Page and application data records
========================
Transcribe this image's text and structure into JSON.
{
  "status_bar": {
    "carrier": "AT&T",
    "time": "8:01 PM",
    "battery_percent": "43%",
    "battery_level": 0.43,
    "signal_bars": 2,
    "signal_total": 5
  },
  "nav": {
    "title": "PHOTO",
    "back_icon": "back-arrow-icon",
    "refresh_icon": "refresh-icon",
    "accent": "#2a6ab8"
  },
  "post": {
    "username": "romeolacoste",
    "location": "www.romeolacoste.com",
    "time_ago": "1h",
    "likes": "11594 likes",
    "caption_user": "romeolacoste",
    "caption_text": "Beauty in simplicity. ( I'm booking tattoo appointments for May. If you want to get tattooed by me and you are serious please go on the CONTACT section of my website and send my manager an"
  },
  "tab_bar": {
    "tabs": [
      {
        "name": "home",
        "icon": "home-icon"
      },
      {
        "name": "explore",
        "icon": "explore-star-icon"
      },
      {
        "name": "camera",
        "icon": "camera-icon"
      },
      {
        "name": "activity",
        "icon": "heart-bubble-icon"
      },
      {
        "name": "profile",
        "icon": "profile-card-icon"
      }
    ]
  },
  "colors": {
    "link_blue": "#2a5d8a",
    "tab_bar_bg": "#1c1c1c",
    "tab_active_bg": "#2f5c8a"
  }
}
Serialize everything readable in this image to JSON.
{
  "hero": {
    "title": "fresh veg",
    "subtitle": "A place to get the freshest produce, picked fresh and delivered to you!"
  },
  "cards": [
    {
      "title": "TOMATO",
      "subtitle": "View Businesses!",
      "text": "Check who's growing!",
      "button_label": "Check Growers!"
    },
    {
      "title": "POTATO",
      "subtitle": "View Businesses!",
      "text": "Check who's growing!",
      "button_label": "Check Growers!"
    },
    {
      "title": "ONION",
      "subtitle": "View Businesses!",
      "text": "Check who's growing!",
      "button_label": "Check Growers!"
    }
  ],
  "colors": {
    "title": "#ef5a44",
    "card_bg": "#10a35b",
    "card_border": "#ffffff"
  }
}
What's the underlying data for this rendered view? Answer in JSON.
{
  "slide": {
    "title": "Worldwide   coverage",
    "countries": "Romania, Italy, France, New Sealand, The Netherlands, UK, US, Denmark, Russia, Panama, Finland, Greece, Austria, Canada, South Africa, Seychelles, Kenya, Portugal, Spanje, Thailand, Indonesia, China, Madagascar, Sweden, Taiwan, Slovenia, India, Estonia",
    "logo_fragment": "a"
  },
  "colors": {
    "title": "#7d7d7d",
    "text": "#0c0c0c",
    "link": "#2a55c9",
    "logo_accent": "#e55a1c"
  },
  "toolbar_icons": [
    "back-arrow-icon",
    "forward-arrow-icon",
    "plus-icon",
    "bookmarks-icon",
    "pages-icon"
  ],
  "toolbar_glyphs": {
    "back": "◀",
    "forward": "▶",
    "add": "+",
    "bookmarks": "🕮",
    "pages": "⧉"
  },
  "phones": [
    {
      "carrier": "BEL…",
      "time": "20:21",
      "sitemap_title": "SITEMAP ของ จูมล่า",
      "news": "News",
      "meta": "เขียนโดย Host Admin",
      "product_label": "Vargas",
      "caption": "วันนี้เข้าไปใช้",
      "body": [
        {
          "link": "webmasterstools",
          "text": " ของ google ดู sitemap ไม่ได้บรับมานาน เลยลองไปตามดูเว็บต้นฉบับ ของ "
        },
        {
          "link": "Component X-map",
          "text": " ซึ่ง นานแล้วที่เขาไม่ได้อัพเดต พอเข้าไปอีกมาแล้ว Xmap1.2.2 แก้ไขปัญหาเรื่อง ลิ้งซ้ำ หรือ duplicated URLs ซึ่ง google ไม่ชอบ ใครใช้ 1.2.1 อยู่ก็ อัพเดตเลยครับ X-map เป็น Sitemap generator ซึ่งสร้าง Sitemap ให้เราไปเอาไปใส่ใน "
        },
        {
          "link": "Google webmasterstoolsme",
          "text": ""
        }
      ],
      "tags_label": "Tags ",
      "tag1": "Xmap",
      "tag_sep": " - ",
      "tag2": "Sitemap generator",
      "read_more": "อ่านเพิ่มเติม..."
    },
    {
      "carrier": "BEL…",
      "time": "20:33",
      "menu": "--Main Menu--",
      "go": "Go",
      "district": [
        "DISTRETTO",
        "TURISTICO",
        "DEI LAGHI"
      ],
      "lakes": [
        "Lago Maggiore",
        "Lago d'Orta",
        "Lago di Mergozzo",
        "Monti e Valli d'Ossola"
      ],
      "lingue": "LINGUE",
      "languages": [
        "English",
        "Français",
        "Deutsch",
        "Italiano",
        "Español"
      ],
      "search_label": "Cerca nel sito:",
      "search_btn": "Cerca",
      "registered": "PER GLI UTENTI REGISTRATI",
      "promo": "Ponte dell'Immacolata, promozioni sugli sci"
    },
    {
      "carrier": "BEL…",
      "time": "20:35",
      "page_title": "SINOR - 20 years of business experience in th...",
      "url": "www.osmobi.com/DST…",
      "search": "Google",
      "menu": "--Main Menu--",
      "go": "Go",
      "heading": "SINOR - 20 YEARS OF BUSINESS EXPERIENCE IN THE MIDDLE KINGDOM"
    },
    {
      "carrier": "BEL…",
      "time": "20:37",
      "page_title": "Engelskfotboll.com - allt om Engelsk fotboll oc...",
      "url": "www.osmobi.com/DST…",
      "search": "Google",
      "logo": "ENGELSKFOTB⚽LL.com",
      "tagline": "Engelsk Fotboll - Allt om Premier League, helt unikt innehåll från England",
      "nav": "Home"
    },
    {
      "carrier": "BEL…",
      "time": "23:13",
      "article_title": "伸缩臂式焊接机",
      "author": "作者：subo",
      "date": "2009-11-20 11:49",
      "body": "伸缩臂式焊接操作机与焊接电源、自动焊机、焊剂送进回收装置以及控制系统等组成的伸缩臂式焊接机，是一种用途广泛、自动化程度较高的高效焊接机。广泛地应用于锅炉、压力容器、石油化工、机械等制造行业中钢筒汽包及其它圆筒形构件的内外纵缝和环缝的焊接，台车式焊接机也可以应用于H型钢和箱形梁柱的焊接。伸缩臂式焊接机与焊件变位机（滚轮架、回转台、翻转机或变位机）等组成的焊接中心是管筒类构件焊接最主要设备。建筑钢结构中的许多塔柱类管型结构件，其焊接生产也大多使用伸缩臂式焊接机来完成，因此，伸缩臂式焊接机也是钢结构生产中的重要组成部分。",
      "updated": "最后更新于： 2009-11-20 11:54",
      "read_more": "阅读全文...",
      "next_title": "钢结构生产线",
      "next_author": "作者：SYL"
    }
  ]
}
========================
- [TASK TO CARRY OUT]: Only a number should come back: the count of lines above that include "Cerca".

- [EXPECTED OUTPUT]: 2